What is the number of lines in the records that contain "heading"? Give only that number.

## Records shown
*** Begin section ***

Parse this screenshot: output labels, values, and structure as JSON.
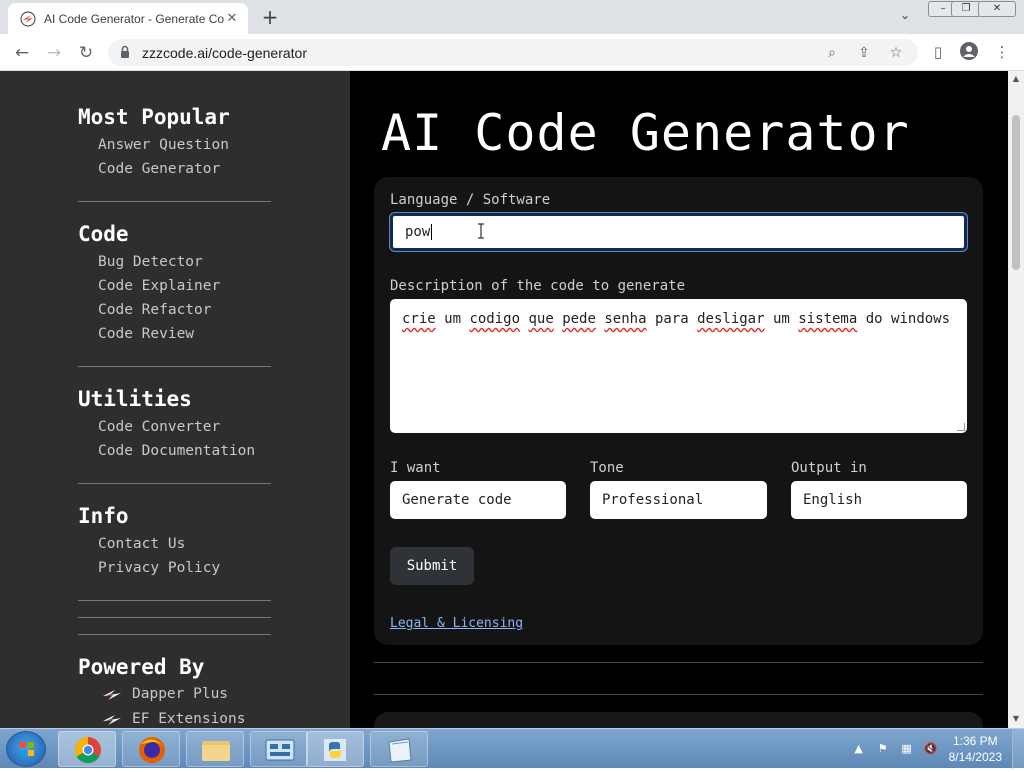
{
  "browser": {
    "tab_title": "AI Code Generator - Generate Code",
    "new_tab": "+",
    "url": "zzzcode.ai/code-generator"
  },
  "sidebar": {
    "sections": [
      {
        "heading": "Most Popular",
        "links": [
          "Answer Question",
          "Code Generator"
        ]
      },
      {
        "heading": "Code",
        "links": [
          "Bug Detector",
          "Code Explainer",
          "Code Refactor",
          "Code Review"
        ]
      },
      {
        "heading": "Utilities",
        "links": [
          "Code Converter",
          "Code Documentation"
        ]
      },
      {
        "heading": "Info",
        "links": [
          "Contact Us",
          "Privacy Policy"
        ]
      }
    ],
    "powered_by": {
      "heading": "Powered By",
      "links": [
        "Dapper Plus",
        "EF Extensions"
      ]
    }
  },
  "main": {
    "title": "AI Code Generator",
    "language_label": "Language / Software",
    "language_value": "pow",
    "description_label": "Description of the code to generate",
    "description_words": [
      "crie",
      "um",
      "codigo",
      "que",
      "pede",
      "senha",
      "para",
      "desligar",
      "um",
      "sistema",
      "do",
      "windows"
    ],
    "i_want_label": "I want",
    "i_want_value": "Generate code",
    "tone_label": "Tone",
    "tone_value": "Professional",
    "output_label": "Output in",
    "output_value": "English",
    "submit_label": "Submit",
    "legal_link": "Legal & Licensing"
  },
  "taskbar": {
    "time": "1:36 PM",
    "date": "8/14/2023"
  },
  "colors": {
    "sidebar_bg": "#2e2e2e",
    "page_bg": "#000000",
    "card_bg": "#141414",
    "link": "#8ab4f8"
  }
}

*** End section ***
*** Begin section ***

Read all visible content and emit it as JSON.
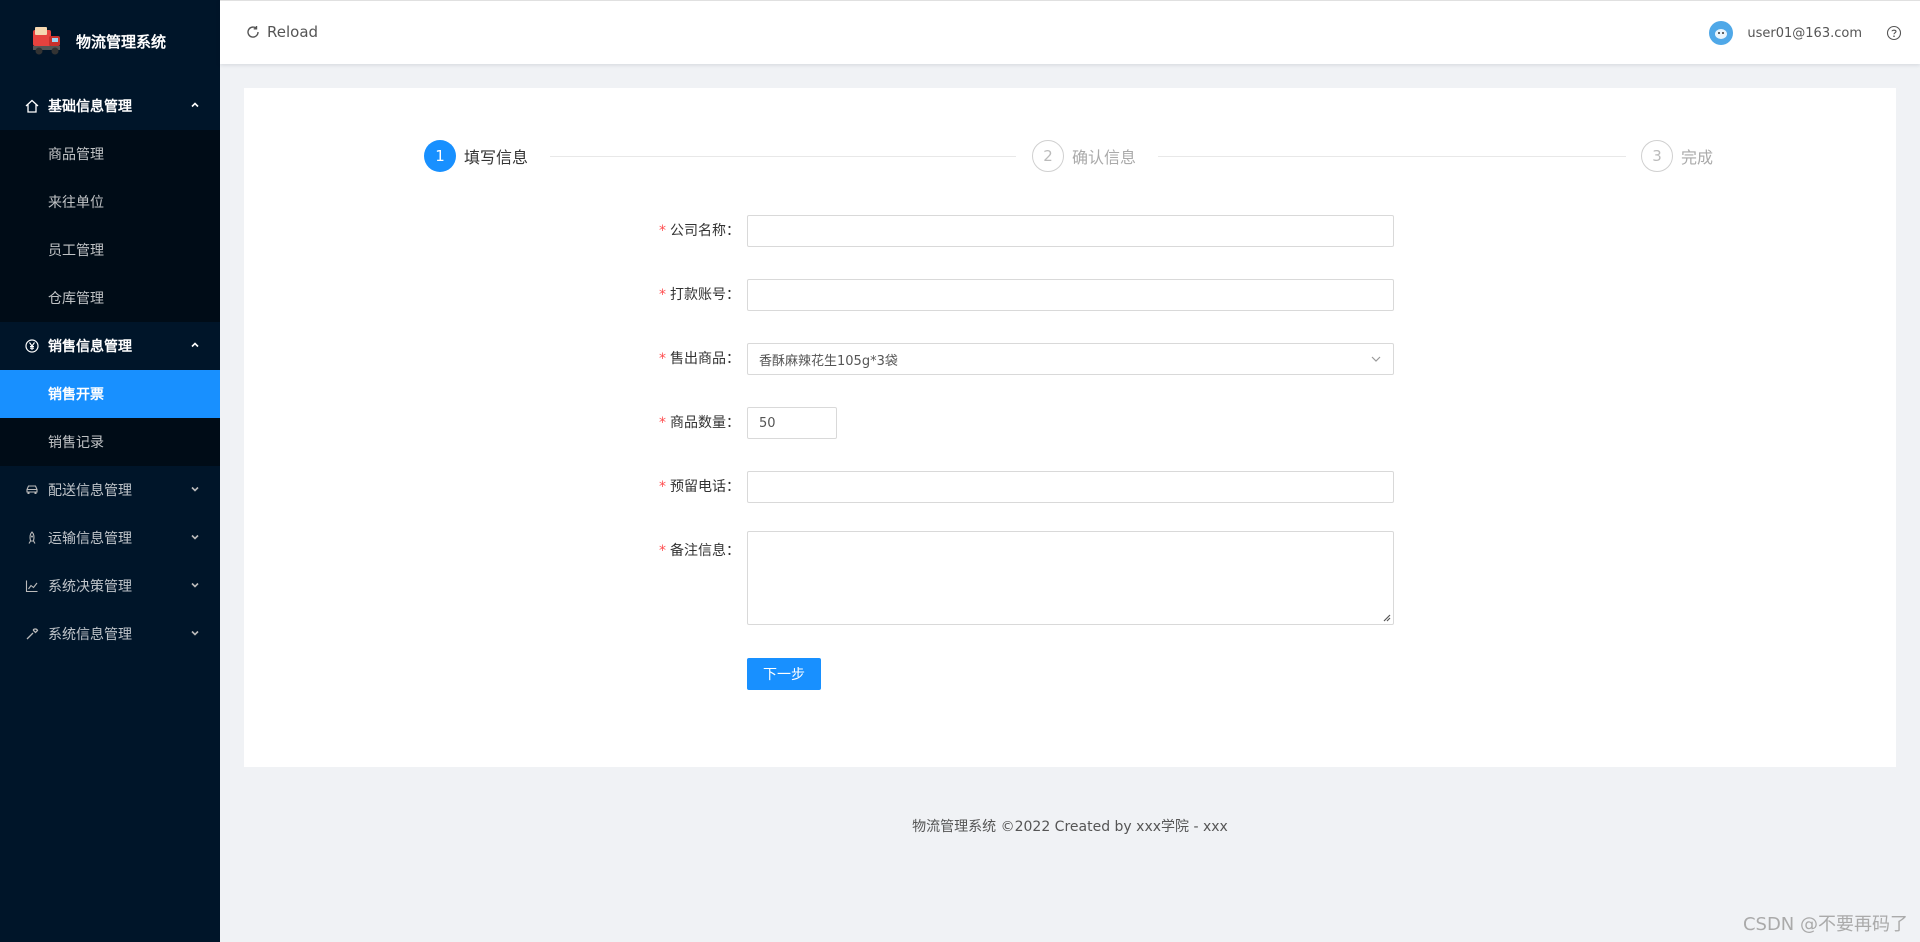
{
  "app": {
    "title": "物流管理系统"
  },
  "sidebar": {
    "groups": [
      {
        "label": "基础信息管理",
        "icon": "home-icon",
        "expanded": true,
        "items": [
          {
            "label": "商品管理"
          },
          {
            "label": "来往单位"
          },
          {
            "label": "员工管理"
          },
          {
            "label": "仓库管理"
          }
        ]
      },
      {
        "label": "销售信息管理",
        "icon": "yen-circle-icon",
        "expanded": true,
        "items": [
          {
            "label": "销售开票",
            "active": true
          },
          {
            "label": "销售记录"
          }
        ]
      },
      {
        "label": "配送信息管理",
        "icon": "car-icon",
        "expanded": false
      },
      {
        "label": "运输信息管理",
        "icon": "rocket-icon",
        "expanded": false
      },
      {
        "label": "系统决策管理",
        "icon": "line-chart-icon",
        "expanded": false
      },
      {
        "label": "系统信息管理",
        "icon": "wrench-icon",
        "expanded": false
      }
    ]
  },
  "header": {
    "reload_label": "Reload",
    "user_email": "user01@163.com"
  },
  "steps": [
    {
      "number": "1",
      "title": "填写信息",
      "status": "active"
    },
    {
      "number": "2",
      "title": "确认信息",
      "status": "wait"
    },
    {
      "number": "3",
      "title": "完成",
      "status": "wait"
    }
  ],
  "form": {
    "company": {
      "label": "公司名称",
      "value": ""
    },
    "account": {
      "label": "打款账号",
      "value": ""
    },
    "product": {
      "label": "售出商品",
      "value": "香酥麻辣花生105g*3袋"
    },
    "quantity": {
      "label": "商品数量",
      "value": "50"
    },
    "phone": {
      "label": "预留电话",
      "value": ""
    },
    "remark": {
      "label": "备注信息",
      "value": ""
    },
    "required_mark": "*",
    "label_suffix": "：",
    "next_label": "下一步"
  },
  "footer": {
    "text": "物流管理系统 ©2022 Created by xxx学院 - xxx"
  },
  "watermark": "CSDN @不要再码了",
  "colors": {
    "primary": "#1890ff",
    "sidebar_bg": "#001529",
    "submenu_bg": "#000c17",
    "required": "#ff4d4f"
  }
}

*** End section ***
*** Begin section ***

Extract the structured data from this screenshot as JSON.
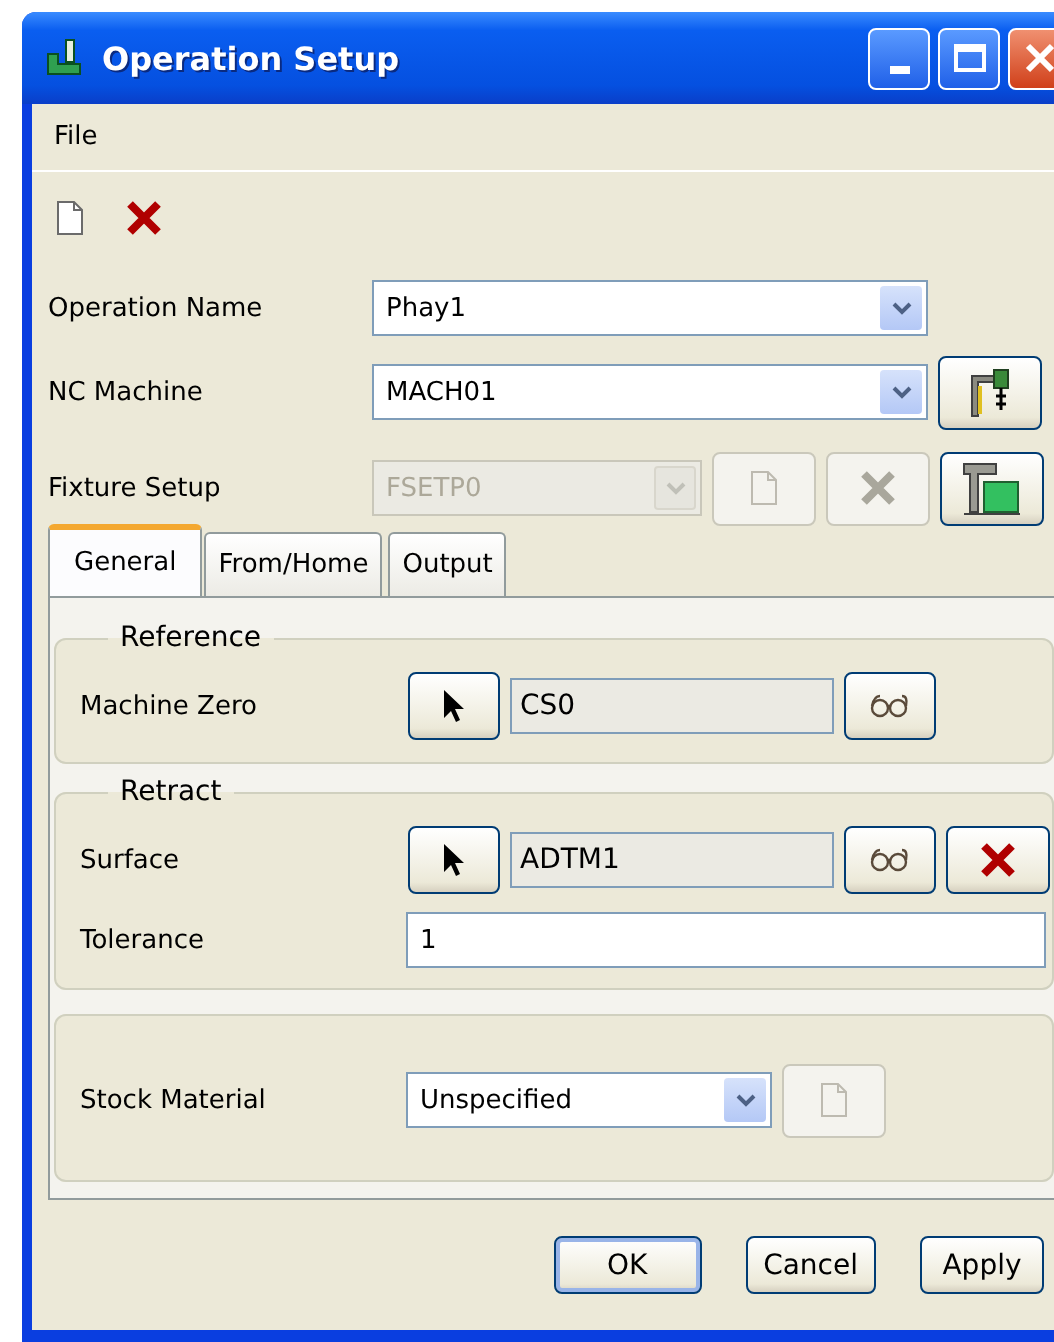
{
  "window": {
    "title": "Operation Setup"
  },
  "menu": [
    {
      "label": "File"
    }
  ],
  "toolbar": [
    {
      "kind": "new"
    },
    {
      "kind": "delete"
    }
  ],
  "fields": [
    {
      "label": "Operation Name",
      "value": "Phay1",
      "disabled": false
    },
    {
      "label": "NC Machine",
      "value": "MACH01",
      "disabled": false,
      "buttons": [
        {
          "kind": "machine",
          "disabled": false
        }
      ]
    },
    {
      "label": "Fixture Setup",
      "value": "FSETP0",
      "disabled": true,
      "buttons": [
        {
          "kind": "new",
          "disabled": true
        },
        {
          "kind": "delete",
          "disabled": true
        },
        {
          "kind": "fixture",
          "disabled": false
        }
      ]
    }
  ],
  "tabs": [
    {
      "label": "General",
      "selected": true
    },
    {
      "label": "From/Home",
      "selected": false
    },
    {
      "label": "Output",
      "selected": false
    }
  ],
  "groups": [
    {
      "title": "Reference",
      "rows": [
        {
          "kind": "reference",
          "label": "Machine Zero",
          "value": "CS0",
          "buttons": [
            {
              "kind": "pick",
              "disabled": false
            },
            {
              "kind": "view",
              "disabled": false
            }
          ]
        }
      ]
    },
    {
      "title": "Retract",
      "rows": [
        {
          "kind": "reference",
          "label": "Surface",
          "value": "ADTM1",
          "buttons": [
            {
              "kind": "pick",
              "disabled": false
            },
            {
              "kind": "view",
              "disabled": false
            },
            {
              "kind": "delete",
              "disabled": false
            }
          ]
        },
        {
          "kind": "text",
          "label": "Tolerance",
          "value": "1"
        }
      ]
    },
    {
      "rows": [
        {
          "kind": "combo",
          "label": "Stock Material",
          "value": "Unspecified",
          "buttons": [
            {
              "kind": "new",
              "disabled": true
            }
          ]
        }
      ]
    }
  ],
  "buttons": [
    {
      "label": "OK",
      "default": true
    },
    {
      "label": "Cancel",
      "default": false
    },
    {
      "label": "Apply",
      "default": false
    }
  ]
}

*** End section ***

## Written solution
5